[Data for this task]
---+---

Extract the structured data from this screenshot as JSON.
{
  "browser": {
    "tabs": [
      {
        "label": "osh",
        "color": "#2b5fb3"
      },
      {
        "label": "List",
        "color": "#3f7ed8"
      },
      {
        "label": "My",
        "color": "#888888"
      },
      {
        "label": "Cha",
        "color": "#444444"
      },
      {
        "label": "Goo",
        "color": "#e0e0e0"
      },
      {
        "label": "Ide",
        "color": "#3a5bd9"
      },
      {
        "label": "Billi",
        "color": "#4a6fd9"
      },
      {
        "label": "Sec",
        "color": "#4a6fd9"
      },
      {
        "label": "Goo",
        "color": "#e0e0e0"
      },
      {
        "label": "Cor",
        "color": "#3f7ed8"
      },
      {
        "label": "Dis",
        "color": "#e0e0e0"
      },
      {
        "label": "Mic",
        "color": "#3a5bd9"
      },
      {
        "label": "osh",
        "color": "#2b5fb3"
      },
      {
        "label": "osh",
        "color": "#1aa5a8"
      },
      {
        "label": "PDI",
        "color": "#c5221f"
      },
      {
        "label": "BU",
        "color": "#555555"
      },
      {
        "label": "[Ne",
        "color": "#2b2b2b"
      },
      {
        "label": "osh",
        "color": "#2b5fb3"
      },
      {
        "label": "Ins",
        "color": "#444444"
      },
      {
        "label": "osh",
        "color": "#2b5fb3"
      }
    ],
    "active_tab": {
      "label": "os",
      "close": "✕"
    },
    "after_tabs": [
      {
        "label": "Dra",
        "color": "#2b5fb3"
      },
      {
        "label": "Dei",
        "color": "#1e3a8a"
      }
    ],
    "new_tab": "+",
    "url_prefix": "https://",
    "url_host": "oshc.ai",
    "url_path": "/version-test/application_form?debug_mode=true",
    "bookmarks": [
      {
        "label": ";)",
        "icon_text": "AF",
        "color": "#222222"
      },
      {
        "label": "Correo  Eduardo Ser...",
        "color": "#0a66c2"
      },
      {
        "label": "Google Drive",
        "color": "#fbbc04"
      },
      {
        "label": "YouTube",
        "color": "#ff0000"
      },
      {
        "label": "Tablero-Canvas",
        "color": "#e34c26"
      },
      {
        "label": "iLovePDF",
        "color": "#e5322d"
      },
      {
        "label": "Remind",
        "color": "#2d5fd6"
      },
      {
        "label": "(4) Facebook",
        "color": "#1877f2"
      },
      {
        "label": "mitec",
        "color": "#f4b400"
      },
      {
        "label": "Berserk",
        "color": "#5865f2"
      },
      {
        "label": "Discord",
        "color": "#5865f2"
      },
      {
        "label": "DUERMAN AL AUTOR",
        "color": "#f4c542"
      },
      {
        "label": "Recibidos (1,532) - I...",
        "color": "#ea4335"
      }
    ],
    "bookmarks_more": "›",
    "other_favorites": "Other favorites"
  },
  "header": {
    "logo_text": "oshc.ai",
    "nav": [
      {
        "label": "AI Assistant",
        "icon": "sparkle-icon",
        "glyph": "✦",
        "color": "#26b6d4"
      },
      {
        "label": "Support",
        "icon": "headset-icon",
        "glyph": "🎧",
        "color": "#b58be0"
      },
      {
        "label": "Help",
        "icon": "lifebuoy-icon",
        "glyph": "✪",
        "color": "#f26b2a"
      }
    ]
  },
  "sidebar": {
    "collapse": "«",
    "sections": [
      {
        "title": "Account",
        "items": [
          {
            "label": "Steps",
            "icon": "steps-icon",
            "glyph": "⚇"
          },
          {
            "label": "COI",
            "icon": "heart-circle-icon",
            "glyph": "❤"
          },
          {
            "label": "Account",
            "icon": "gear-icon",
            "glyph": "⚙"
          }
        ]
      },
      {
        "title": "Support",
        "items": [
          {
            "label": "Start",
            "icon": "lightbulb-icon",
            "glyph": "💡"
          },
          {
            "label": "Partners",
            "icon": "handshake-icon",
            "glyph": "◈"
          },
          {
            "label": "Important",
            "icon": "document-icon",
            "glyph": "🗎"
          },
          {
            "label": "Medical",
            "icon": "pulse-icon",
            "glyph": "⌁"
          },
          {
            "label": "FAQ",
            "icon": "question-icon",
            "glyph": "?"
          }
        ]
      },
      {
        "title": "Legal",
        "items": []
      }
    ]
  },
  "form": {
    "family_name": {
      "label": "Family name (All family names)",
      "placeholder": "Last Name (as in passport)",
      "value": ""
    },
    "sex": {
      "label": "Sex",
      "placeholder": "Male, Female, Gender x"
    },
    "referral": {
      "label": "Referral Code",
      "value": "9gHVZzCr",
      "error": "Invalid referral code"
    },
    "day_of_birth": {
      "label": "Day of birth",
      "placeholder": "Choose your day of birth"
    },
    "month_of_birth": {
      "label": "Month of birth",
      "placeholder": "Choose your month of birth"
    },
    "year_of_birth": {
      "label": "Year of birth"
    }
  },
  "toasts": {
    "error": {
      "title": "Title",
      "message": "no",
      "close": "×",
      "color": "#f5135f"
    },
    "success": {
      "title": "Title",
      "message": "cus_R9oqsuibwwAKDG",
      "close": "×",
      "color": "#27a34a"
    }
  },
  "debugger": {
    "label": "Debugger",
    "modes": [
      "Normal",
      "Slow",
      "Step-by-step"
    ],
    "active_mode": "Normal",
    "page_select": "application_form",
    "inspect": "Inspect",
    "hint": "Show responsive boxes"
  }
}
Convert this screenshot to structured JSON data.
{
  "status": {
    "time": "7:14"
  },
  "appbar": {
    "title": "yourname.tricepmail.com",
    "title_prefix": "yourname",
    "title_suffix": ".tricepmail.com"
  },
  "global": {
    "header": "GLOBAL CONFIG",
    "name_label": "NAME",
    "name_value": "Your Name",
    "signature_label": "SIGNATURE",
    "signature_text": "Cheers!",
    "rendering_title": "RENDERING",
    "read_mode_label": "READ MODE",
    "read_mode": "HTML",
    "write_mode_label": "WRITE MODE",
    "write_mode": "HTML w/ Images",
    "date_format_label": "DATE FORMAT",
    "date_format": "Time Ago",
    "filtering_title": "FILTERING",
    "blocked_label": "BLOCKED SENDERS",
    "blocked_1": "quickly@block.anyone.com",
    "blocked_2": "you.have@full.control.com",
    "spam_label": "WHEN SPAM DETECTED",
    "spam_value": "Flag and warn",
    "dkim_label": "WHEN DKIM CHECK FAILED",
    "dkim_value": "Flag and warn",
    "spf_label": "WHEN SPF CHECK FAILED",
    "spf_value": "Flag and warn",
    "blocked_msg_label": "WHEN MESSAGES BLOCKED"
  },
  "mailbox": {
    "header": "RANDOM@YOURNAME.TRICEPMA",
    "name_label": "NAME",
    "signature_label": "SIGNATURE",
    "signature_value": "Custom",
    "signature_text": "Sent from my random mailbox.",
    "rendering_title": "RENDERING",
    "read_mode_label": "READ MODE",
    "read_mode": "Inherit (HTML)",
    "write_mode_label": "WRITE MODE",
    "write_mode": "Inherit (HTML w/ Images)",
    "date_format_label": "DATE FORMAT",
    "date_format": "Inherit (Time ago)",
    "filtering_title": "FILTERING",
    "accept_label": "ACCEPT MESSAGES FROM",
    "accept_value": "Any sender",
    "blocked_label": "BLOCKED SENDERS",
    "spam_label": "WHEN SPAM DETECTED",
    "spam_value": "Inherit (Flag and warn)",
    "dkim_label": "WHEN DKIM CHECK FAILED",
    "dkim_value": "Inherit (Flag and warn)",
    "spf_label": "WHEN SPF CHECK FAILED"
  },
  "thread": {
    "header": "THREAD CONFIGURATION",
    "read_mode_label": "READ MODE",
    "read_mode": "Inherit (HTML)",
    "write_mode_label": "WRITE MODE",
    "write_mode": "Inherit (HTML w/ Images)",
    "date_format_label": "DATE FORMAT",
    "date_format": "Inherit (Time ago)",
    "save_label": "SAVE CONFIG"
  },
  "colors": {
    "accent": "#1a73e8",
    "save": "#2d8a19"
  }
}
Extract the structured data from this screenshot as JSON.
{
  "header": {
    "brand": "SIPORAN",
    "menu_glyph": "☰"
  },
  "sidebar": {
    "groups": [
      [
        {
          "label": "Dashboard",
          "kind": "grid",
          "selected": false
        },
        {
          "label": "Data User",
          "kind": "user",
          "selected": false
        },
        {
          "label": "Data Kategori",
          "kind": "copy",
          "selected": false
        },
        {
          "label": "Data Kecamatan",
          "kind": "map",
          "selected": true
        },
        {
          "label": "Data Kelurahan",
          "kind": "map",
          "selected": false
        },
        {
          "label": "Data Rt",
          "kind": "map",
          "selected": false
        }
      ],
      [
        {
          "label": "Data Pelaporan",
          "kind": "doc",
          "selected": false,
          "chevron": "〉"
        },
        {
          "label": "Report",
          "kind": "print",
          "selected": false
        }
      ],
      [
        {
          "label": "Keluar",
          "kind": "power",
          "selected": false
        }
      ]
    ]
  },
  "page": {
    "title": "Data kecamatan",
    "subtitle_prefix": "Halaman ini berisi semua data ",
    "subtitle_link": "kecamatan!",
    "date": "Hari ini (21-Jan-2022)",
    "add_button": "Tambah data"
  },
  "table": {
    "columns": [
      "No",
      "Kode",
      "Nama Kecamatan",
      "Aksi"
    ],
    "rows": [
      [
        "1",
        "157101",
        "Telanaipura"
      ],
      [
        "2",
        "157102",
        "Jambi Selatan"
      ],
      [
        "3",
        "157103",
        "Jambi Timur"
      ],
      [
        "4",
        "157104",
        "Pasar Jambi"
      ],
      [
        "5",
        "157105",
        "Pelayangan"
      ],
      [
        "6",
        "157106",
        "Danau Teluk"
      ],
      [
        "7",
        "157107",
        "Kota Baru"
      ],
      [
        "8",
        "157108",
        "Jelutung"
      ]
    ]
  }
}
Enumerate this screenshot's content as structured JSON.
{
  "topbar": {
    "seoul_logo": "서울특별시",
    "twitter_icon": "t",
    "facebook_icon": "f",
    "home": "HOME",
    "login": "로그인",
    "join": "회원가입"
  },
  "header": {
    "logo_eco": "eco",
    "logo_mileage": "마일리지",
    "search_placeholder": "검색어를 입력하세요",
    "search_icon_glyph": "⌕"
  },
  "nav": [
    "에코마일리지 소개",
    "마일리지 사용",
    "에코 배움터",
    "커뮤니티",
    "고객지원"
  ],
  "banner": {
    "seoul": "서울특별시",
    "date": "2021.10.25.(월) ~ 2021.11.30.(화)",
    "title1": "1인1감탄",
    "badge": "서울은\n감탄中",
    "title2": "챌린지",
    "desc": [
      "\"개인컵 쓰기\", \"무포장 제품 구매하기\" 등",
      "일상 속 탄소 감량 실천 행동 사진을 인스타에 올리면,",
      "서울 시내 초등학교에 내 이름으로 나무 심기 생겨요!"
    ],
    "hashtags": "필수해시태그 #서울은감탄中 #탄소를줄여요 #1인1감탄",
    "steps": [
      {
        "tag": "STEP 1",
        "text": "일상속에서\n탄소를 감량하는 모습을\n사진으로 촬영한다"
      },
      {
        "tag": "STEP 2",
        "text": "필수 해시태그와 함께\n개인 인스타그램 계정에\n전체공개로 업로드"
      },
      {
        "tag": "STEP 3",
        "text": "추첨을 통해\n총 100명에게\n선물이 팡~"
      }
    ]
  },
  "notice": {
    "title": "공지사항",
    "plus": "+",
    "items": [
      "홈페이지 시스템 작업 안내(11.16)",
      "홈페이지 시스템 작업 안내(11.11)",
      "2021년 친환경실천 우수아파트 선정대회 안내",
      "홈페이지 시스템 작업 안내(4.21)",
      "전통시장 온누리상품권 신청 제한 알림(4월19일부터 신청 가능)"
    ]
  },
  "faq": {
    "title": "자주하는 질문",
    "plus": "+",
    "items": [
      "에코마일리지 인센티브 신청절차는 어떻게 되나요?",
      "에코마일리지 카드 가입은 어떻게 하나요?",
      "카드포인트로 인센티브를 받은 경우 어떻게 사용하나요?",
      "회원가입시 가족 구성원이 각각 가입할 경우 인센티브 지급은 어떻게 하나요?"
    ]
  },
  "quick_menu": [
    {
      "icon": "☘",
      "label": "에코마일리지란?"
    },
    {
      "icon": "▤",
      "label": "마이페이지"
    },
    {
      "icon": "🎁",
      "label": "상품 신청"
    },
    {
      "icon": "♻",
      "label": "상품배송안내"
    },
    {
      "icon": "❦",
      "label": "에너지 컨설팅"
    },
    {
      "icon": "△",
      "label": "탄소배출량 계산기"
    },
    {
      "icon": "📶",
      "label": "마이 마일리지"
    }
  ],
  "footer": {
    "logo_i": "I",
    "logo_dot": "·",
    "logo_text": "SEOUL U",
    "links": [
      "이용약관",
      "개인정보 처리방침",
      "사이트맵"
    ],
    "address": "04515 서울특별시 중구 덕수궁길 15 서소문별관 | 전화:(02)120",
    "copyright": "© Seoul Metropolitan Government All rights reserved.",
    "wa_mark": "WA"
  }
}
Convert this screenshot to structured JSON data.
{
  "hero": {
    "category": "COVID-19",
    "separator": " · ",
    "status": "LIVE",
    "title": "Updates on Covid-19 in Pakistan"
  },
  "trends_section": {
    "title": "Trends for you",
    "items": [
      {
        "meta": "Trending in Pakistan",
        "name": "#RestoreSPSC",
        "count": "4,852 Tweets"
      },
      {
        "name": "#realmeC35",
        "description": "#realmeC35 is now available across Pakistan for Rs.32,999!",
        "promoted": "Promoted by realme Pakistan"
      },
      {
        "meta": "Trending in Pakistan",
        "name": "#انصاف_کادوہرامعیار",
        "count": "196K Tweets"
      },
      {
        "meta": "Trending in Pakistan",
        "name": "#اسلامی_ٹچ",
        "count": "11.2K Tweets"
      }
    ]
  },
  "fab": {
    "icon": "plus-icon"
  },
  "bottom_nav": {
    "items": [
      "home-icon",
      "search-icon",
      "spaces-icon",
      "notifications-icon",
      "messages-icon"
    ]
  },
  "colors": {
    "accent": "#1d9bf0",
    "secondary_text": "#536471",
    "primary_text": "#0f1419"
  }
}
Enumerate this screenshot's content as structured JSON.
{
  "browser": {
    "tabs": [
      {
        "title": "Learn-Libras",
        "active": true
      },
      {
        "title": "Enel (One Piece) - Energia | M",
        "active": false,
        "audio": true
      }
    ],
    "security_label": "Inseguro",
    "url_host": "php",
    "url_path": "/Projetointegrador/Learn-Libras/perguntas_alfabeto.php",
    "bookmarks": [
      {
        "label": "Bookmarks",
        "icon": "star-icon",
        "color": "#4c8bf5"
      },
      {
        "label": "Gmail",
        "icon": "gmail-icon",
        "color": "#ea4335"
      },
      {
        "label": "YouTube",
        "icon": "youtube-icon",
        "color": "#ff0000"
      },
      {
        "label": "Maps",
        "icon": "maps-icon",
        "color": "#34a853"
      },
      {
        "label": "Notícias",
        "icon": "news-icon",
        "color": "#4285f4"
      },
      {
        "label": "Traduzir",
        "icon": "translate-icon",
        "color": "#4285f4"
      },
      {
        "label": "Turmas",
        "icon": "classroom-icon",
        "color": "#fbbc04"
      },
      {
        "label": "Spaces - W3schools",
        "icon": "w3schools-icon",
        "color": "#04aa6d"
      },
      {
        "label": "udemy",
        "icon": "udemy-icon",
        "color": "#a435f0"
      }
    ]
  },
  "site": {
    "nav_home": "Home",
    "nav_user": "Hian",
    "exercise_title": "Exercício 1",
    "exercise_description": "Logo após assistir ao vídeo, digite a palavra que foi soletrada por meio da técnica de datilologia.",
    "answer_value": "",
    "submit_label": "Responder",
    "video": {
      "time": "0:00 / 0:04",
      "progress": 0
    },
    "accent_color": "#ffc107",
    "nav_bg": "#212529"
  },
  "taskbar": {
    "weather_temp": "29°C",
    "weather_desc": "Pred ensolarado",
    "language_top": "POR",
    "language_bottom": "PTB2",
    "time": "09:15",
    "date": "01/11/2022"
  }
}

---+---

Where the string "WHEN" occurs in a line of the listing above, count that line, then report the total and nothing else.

[Task answer] 7